In 2000, the State of Delaware passed legislation to allow corporations to hold their annual meetings “virtually” over the Internet. On one level, virtual participation in annual meetings is an exciting development, but it also poses risk.
As of 2010, approximately one third of US public corporations broadcast their annual meetings over the Internet. This is excellent, and we wish all would do so. But watching a streaming video is not the same as participatiing. It is one thing to spectate. It is another to exercise one’s authority as a shareowner of a corporation. The Delaware legislation not only allows for on-line participation by shareowners, it allows for that to be the only means of participation. So-called “virtual-only” annual meetingsundefinedauthorized under the legislationundefinedcan be conducted entirely over the Internet.
To date, a handful of corporations have held “hybrid” annual meetings, which permit both live and virtual participation. Even less, mostly minor corporations, have held virtual-only meetings. In late 2009, Intel Corp. announced plans to hold a virtual-only meeting the following year. The USPX organized a shareowner response and contacted Intel directly to raise concerns. We floated the idea of organizing a withhold proxy campaign against Intel. The corporation graciously backed down and held a hybrid meeting instead. But in September 2010, Symantec Corp. became the first Fortune 500 corporation to hold a virtual-only meeting. As with Intel, the USPX had lead a shareowner response, organizing a letter writing campaign asking Symantec to permit live participation. We were ignored. Only after Symantec held the virtual-only meeting did the national media pick up the story. Symantec has announced they will allow live participation at their 2011 annual meeting.
There is every reason to believe that, with strong safeguards, an option for virtual participation will boost attendance at annual meetings while protectingundefinedeven restoringundefinedshareowner rights that have atrophied over decades. No such safeguards are in place. To our knowledge, all virtual meetings held to date have used rudimentary software provided by Broadridge Financial Services.
Here are a few scenarios illustrating how virtual-only meetings could obstruct shareowner participation. A few of these were in evidence at Symantec’s flawed virtual-only meeting in 2010.
- A well known shareowner activist plans to ask some questions at the shareowner meeting, but his connection to the meeting somehow fails. He is left wondering if he was targeted or if there truly was an honest technical problem.

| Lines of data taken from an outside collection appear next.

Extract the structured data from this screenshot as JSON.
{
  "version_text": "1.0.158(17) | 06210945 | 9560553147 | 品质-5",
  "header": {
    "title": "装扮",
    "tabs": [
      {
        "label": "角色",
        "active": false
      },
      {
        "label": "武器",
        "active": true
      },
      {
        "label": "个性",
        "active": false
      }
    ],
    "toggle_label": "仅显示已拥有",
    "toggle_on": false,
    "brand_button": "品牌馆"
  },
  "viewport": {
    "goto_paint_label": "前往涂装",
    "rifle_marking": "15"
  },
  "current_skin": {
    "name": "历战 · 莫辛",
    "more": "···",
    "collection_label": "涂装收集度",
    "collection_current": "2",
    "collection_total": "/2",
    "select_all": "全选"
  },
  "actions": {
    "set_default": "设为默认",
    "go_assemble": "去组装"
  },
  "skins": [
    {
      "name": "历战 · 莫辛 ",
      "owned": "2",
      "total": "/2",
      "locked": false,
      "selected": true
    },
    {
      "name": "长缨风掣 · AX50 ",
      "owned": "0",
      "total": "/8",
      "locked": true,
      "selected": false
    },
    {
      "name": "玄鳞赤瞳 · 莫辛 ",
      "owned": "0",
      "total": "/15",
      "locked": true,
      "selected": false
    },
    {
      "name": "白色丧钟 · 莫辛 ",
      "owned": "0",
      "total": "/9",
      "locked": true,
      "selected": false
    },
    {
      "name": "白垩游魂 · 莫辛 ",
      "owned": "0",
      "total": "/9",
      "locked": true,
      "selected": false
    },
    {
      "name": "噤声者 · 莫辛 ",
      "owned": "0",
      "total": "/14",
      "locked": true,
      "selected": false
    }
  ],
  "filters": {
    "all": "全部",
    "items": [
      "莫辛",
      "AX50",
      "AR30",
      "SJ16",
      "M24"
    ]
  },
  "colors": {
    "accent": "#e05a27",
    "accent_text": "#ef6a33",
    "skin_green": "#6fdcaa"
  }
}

- The meeting software doesn’t reveal all questions submitted by meeting participants, allowing management to cherry pick which questions they want to answer. Management could “paraphrase” a pointed question or even substitute their own “softball” questions.
- A shareowner wants to challenge the chair’s conduct of the meeting with a point of order. She is within her rights to do so and may interrupt the chair for this purpose, but she finds that the electronic forum software won’t allow her to do so … one more shareowner right lost.
- A shareowner wants to make a floor amendment, but the software doesn’t allow that either.
- The meeting software provides no means of group communication, such as applause or expressions of dissatisfaction, so shareowners come away from meetings with no sense of how other shareowners felt.
- Corporate executives decide to pre-record their comments for a virtual shareowner meeting, including answers to pre-selected “shareowner questions.” The executives then don’t bother logging in during the actual “meeting.”
Most annual meetings are heavily scripted. The chance for real interaction often comes in informal encounters before and after the formal meeting. Those opportunities are also lost with virtual-only meetings.
While our movement has had success challenging virtual-only meetings, we cannot continue to do so one company at a time. There are approximately 13,000 annual meetings in the United States each year. At some point, the trickle of corporations experimenting with virtual meetings will become a torrent. We need a comprehensive solution.
To that end, the USPX is organizing a three-pronged shareowner response:
- Organize an on-line members community to draft shareowner-approved standards for the conduct of virtual and/or hybrid meetings,
- Actively encourage corporations to hold hybrid annual meetings, so long as they do so according to the standards, and
- Agree on sanctions the shareowner community will impose on corporations that conduct virtual meetings not in accordance with those standards.
We have formed a group (currently composed of Brett Davidson, Glyn Holton, Michael Malamut, Jim McRitchie, and Steven Towns) to organize this response. Their first step is to draft a white paper to identify issues and opportunities raised by virtual meetings. The white paper will not propose any guidelines or answer questions. Rather, it will pose questions, asking how shareowners feel they should respond to issues and seize opportunities. We hope the white paper will be ready in early December, 2010, at which time we will invite member comments. Based on member comments, we will draft possible standards for the conduct of virtual meetings, which members will edit, debate, and ultimately vote on in a members forum early next year.
Plans are coming together rapidly. This is extremely important work, and we need your help! Please contact Glyn Holton to join the organizing group.